© Casey Carlisle 2014. Unauthorized use and/or duplication of this material without express and written permission from this blog’s author and/or owner is strictly prohibited. Excerpts and links may be used, provided that full and clear credit is given to Casey Carlisle with appropriate and specific direction to the original content.

You’re smarter than you think…. by Casey Carlisle

Image When I moved to Melbourne for work, meeting a plethora of new friends, I had to endure that ‘getting-to-know-all-about-you’ stage again. I’d been cloistered away within the same safe group of friends for nearly ten years, so doing the ‘sell yourself’ thing to prospective employers and new connections was a little daunting. But one comment from my new friends stuck out at me – ‘You’ve done all that?’ It got me critiquing my CV wondering if it was all that unusual.

What I found, (although I may be a little ADD) realistically, I’d included all of my extracurricular activities. How many of us multi-task a number of careers or hobbies? You have interests outside of work, or sport, right? These are your forgotten secret skills! It is like checking through all the jacket pockets in your wardrobe and discovering some overlooked cash.

I’ve invested as much passion, if not more in each of these activities, and once achieving some sort of benchmark, I’d move on to another challenge.

Many of us switch career paths completely, or have more than one thing going on in our lives, create multiple streams of income, satisfy our creative urges, continuing at a mundane job to pay the bills. Everything is relative, everything is a feather to stick in your cap.

Forget about that shoulder-padded blazer you wear to work, what about the sloppy-joe you wear coaching, or the overalls you don when renovating the elusive ‘junk room?’ Are you the go-to person for any IT issues in the family? Do you like to read up on topics you may have overheard to satiate your curiosity or review the latest flick on a blog? It may be time to amalgamate your wardrobe and give all your skills equal standing, you’ll soon discover that you are far more interesting than you think!

So my answer to their wide-eyed wonder at the stories of my past is… ‘Yes! And I’m sure if you really think about it you have accomplished just as much too.’

Turn your passions into inspiration.

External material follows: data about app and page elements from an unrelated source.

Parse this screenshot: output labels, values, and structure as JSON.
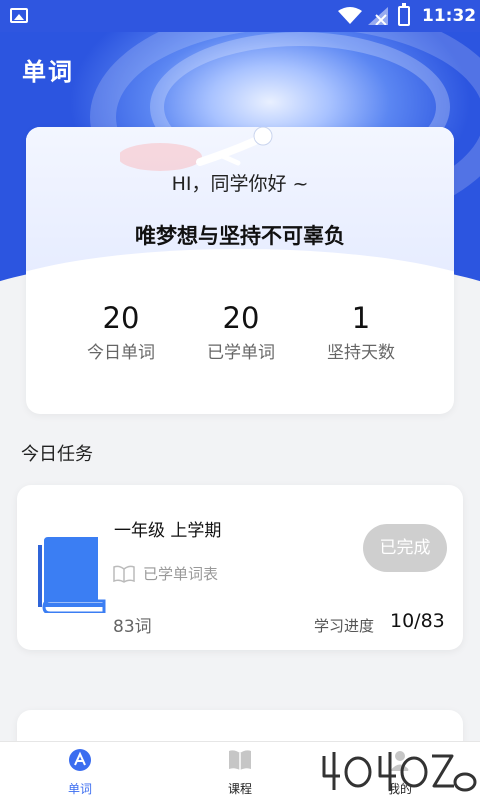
{
  "status_bar": {
    "time": "11:32",
    "icons": [
      "image-icon",
      "wifi-icon",
      "no-signal-icon",
      "battery-charging-icon"
    ]
  },
  "header": {
    "title": "单词"
  },
  "hero": {
    "greeting": "HI，同学你好 ~",
    "motto": "唯梦想与坚持不可辜负",
    "stats": [
      {
        "value": "20",
        "label": "今日单词"
      },
      {
        "value": "20",
        "label": "已学单词"
      },
      {
        "value": "1",
        "label": "坚持天数"
      }
    ]
  },
  "tasks": {
    "section_title": "今日任务",
    "items": [
      {
        "title": "一年级 上学期",
        "learned_label": "已学单词表",
        "status_button": "已完成",
        "word_count": "83词",
        "progress_label": "学习进度",
        "progress_value": "10/83"
      }
    ]
  },
  "bottom_nav": {
    "items": [
      {
        "label": "单词",
        "icon": "word-icon",
        "active": true
      },
      {
        "label": "课程",
        "icon": "book-open-icon",
        "active": false
      },
      {
        "label": "我的",
        "icon": "profile-icon",
        "active": false
      }
    ]
  },
  "colors": {
    "accent": "#3b6df0",
    "header_blue": "#2c55e0",
    "done_button": "#cfcfcf",
    "page_background": "#f2f3f5"
  }
}
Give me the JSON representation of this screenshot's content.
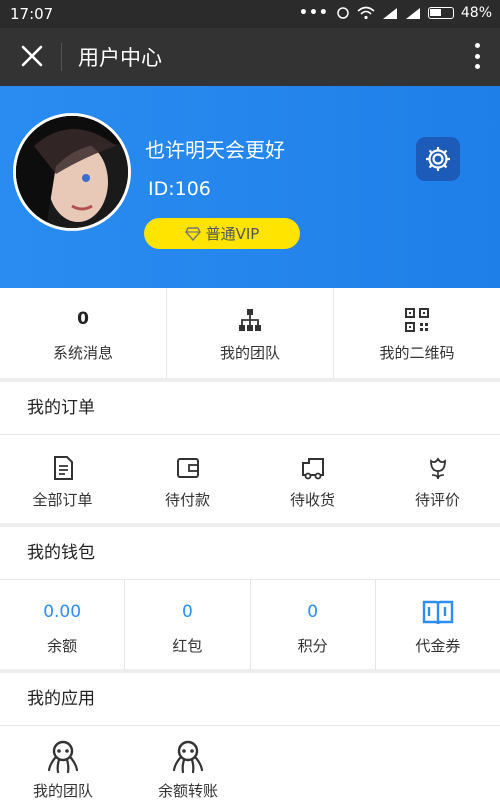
{
  "status_bar": {
    "time": "17:07",
    "dots": "•••",
    "battery": "48%"
  },
  "nav": {
    "title": "用户中心"
  },
  "profile": {
    "name": "也许明天会更好",
    "id": "ID:106",
    "level": "普通VIP"
  },
  "quick": {
    "messages": {
      "count": "0",
      "label": "系统消息"
    },
    "team": {
      "label": "我的团队"
    },
    "qrcode": {
      "label": "我的二维码"
    }
  },
  "orders": {
    "title": "我的订单",
    "items": [
      {
        "label": "全部订单",
        "icon": "document-icon"
      },
      {
        "label": "待付款",
        "icon": "wallet-icon"
      },
      {
        "label": "待收货",
        "icon": "truck-icon"
      },
      {
        "label": "待评价",
        "icon": "flower-icon"
      }
    ]
  },
  "wallet": {
    "title": "我的钱包",
    "items": [
      {
        "value": "0.00",
        "label": "余额"
      },
      {
        "value": "0",
        "label": "红包"
      },
      {
        "value": "0",
        "label": "积分"
      },
      {
        "label": "代金券",
        "icon": "coupon-book-icon"
      }
    ]
  },
  "apps": {
    "title": "我的应用",
    "items": [
      {
        "label": "我的团队",
        "icon": "octopus-icon"
      },
      {
        "label": "余额转账",
        "icon": "octopus-icon"
      }
    ]
  },
  "colors": {
    "header_blue": "#2a8cf0",
    "vip_yellow": "#ffe400",
    "settings_bg": "#1d5bb8",
    "value_blue": "#2c8ef0",
    "nav_dark": "#333333"
  }
}
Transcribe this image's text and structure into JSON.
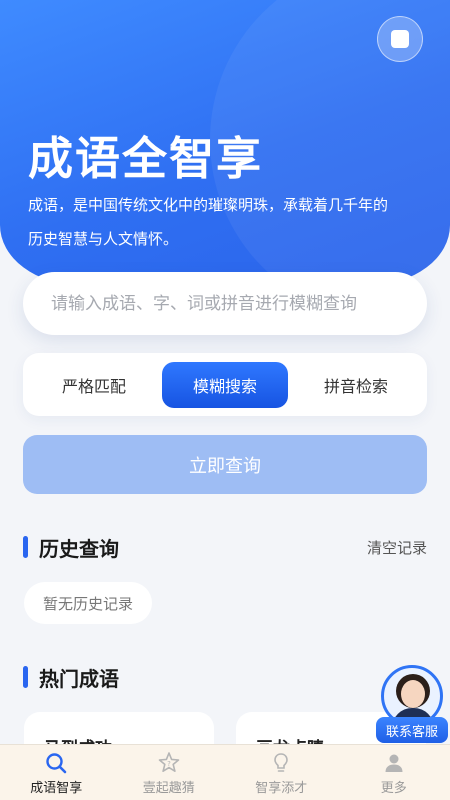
{
  "header": {
    "title": "成语全智享",
    "description": "成语，是中国传统文化中的璀璨明珠，承载着几千年的历史智慧与人文情怀。"
  },
  "search": {
    "placeholder": "请输入成语、字、词或拼音进行模糊查询",
    "value": ""
  },
  "modes": [
    {
      "label": "严格匹配",
      "selected": false
    },
    {
      "label": "模糊搜索",
      "selected": true
    },
    {
      "label": "拼音检索",
      "selected": false
    }
  ],
  "query_button": "立即查询",
  "history": {
    "title": "历史查询",
    "clear_label": "清空记录",
    "empty_text": "暂无历史记录"
  },
  "hot": {
    "title": "热门成语",
    "items": [
      "马到成功",
      "画龙点睛"
    ]
  },
  "service": {
    "label": "联系客服"
  },
  "tabs": [
    {
      "label": "成语智享",
      "icon": "search-icon",
      "active": true
    },
    {
      "label": "壹起趣猜",
      "icon": "puzzle-star-icon",
      "active": false
    },
    {
      "label": "智享添才",
      "icon": "bulb-icon",
      "active": false
    },
    {
      "label": "更多",
      "icon": "person-icon",
      "active": false
    }
  ],
  "colors": {
    "primary": "#2a66f0",
    "button_disabled": "#9ebdf4",
    "tabbar_bg": "#fbf4ea"
  }
}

© Casey Carlisle 2013. Unauthorized use and/or duplication of this material without express and written permission from this blog’s author and/or owner is strictly prohibited. Excerpts and links may be used, provided that full and clear credit is given to Casey Carlisle with appropriate and specific direction to the original content.